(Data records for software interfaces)
□ □ □
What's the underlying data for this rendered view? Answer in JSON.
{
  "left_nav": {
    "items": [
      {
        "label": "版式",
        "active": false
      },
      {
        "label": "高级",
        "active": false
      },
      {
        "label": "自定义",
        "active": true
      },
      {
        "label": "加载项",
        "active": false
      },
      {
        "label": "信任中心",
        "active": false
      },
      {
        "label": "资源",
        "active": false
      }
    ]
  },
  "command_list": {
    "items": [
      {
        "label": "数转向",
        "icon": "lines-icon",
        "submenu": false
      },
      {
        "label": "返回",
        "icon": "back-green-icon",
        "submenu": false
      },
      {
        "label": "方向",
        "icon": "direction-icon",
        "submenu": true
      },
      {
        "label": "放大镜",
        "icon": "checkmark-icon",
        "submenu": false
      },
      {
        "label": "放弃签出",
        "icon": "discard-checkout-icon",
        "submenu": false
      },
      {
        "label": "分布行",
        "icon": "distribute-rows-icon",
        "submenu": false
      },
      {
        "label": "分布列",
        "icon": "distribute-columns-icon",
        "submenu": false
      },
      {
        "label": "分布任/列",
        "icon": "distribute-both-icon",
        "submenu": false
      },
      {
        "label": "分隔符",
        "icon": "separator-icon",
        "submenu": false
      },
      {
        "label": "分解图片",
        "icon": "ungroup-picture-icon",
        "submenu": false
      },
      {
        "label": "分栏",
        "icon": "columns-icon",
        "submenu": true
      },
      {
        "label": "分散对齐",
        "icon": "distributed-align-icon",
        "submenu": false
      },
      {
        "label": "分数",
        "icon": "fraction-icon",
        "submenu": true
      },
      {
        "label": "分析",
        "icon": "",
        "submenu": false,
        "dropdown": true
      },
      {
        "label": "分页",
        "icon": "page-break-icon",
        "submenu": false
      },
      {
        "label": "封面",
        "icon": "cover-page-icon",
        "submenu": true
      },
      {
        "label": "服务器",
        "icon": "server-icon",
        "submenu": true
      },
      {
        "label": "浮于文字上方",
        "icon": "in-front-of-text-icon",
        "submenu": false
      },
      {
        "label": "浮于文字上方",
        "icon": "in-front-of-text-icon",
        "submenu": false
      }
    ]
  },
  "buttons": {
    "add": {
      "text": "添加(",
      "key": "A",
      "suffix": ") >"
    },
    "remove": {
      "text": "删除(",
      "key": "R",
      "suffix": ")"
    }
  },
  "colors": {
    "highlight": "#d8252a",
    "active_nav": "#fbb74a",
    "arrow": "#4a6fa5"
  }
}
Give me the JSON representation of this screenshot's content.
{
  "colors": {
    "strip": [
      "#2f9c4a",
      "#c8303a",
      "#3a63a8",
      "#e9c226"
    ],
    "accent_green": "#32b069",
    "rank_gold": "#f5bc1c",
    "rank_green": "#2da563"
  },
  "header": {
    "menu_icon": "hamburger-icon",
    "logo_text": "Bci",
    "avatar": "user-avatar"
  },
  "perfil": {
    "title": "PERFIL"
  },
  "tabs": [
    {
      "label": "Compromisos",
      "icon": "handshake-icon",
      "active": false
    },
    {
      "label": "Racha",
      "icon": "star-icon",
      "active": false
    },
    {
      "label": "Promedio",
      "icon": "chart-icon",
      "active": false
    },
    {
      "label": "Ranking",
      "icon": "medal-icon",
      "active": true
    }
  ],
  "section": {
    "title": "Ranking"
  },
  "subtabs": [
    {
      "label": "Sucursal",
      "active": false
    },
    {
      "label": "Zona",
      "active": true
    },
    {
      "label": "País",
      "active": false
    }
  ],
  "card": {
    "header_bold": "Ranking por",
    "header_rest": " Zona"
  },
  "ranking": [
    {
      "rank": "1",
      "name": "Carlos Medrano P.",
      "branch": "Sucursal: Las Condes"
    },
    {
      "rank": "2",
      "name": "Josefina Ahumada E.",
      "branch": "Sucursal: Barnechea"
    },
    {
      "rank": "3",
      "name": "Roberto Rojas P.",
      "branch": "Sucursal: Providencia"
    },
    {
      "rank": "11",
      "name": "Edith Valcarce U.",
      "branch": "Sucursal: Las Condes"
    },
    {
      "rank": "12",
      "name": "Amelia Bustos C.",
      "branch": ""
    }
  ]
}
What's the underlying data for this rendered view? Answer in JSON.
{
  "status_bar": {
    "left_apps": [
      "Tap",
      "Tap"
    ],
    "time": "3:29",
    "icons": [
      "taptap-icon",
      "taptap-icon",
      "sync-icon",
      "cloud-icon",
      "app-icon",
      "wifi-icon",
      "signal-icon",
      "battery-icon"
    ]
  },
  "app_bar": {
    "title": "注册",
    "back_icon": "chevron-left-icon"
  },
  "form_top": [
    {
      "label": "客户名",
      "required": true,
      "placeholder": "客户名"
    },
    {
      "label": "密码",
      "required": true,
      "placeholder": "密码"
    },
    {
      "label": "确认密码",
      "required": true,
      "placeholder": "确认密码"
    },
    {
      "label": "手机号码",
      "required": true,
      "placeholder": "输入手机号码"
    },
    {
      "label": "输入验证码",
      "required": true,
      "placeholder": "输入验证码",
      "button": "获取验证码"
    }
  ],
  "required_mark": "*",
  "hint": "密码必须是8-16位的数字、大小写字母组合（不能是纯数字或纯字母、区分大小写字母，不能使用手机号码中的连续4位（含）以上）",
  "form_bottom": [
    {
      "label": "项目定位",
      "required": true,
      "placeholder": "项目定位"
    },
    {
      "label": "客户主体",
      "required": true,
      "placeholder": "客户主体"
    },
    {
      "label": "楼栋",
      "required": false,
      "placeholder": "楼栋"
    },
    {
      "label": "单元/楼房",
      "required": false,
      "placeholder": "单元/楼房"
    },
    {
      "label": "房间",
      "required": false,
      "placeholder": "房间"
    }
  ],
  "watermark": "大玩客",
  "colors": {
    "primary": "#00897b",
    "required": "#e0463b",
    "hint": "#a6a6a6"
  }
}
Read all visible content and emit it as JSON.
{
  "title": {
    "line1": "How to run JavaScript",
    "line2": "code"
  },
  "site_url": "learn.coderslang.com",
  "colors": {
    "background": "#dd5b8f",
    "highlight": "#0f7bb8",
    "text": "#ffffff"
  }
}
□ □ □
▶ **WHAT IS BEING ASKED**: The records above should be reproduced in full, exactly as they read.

▶ **PROBLEM SOLUTION**:
What's the underlying data for this rendered view? Answer in JSON.
{
  "left_nav": {
    "items": [
      {
        "label": "版式",
        "active": false
      },
      {
        "label": "高级",
        "active": false
      },
      {
        "label": "自定义",
        "active": true
      },
      {
        "label": "加载项",
        "active": false
      },
      {
        "label": "信任中心",
        "active": false
      },
      {
        "label": "资源",
        "active": false
      }
    ]
  },
  "command_list": {
    "items": [
      {
        "label": "数转向",
        "icon": "lines-icon",
        "submenu": false
      },
      {
        "label": "返回",
        "icon": "back-green-icon",
        "submenu": false
      },
      {
        "label": "方向",
        "icon": "direction-icon",
        "submenu": true
      },
      {
        "label": "放大镜",
        "icon": "checkmark-icon",
        "submenu": false
      },
      {
        "label": "放弃签出",
        "icon": "discard-checkout-icon",
        "submenu": false
      },
      {
        "label": "分布行",
        "icon": "distribute-rows-icon",
        "submenu": false
      },
      {
        "label": "分布列",
        "icon": "distribute-columns-icon",
        "submenu": false
      },
      {
        "label": "分布任/列",
        "icon": "distribute-both-icon",
        "submenu": false
      },
      {
        "label": "分隔符",
        "icon": "separator-icon",
        "submenu": false
      },
      {
        "label": "分解图片",
        "icon": "ungroup-picture-icon",
        "submenu": false
      },
      {
        "label": "分栏",
        "icon": "columns-icon",
        "submenu": true
      },
      {
        "label": "分散对齐",
        "icon": "distributed-align-icon",
        "submenu": false
      },
      {
        "label": "分数",
        "icon": "fraction-icon",
        "submenu": true
      },
      {
        "label": "分析",
        "icon": "",
        "submenu": false,
        "dropdown": true
      },
      {
        "label": "分页",
        "icon": "page-break-icon",
        "submenu": false
      },
      {
        "label": "封面",
        "icon": "cover-page-icon",
        "submenu": true
      },
      {
        "label": "服务器",
        "icon": "server-icon",
        "submenu": true
      },
      {
        "label": "浮于文字上方",
        "icon": "in-front-of-text-icon",
        "submenu": false
      },
      {
        "label": "浮于文字上方",
        "icon": "in-front-of-text-icon",
        "submenu": false
      }
    ]
  },
  "buttons": {
    "add": {
      "text": "添加(",
      "key": "A",
      "suffix": ") >"
    },
    "remove": {
      "text": "删除(",
      "key": "R",
      "suffix": ")"
    }
  },
  "colors": {
    "highlight": "#d8252a",
    "active_nav": "#fbb74a",
    "arrow": "#4a6fa5"
  }
}
Give me the JSON representation of this screenshot's content.
{
  "colors": {
    "strip": [
      "#2f9c4a",
      "#c8303a",
      "#3a63a8",
      "#e9c226"
    ],
    "accent_green": "#32b069",
    "rank_gold": "#f5bc1c",
    "rank_green": "#2da563"
  },
  "header": {
    "menu_icon": "hamburger-icon",
    "logo_text": "Bci",
    "avatar": "user-avatar"
  },
  "perfil": {
    "title": "PERFIL"
  },
  "tabs": [
    {
      "label": "Compromisos",
      "icon": "handshake-icon",
      "active": false
    },
    {
      "label": "Racha",
      "icon": "star-icon",
      "active": false
    },
    {
      "label": "Promedio",
      "icon": "chart-icon",
      "active": false
    },
    {
      "label": "Ranking",
      "icon": "medal-icon",
      "active": true
    }
  ],
  "section": {
    "title": "Ranking"
  },
  "subtabs": [
    {
      "label": "Sucursal",
      "active": false
    },
    {
      "label": "Zona",
      "active": true
    },
    {
      "label": "País",
      "active": false
    }
  ],
  "card": {
    "header_bold": "Ranking por",
    "header_rest": " Zona"
  },
  "ranking": [
    {
      "rank": "1",
      "name": "Carlos Medrano P.",
      "branch": "Sucursal: Las Condes"
    },
    {
      "rank": "2",
      "name": "Josefina Ahumada E.",
      "branch": "Sucursal: Barnechea"
    },
    {
      "rank": "3",
      "name": "Roberto Rojas P.",
      "branch": "Sucursal: Providencia"
    },
    {
      "rank": "11",
      "name": "Edith Valcarce U.",
      "branch": "Sucursal: Las Condes"
    },
    {
      "rank": "12",
      "name": "Amelia Bustos C.",
      "branch": ""
    }
  ]
}
What's the underlying data for this rendered view? Answer in JSON.
{
  "status_bar": {
    "left_apps": [
      "Tap",
      "Tap"
    ],
    "time": "3:29",
    "icons": [
      "taptap-icon",
      "taptap-icon",
      "sync-icon",
      "cloud-icon",
      "app-icon",
      "wifi-icon",
      "signal-icon",
      "battery-icon"
    ]
  },
  "app_bar": {
    "title": "注册",
    "back_icon": "chevron-left-icon"
  },
  "form_top": [
    {
      "label": "客户名",
      "required": true,
      "placeholder": "客户名"
    },
    {
      "label": "密码",
      "required": true,
      "placeholder": "密码"
    },
    {
      "label": "确认密码",
      "required": true,
      "placeholder": "确认密码"
    },
    {
      "label": "手机号码",
      "required": true,
      "placeholder": "输入手机号码"
    },
    {
      "label": "输入验证码",
      "required": true,
      "placeholder": "输入验证码",
      "button": "获取验证码"
    }
  ],
  "required_mark": "*",
  "hint": "密码必须是8-16位的数字、大小写字母组合（不能是纯数字或纯字母、区分大小写字母，不能使用手机号码中的连续4位（含）以上）",
  "form_bottom": [
    {
      "label": "项目定位",
      "required": true,
      "placeholder": "项目定位"
    },
    {
      "label": "客户主体",
      "required": true,
      "placeholder": "客户主体"
    },
    {
      "label": "楼栋",
      "required": false,
      "placeholder": "楼栋"
    },
    {
      "label": "单元/楼房",
      "required": false,
      "placeholder": "单元/楼房"
    },
    {
      "label": "房间",
      "required": false,
      "placeholder": "房间"
    }
  ],
  "watermark": "大玩客",
  "colors": {
    "primary": "#00897b",
    "required": "#e0463b",
    "hint": "#a6a6a6"
  }
}
Read all visible content and emit it as JSON.
{
  "title": {
    "line1": "How to run JavaScript",
    "line2": "code"
  },
  "site_url": "learn.coderslang.com",
  "colors": {
    "background": "#dd5b8f",
    "highlight": "#0f7bb8",
    "text": "#ffffff"
  }
}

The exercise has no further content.